#### Record extracts
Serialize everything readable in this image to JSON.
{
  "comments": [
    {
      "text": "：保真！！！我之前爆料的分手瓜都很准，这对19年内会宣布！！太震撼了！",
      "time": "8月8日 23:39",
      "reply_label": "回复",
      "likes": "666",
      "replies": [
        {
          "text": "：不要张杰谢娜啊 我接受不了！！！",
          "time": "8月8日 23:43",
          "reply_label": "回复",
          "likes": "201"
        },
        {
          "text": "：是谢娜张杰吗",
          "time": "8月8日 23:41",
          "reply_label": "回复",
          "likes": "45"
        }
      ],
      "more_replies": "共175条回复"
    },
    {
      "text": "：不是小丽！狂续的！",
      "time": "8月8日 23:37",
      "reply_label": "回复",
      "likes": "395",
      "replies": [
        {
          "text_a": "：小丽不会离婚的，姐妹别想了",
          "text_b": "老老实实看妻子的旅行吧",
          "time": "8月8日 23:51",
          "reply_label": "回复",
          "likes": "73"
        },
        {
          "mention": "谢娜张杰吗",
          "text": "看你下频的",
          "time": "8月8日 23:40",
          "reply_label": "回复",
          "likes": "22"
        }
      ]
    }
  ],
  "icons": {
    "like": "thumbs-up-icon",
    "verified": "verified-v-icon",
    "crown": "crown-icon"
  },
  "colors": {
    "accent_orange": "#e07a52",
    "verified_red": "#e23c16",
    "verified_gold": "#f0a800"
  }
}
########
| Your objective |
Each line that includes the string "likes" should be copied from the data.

| Reply |
      "likes": "666",
          "likes": "201"
          "likes": "45"
      "likes": "395",
          "likes": "73"
          "likes": "22"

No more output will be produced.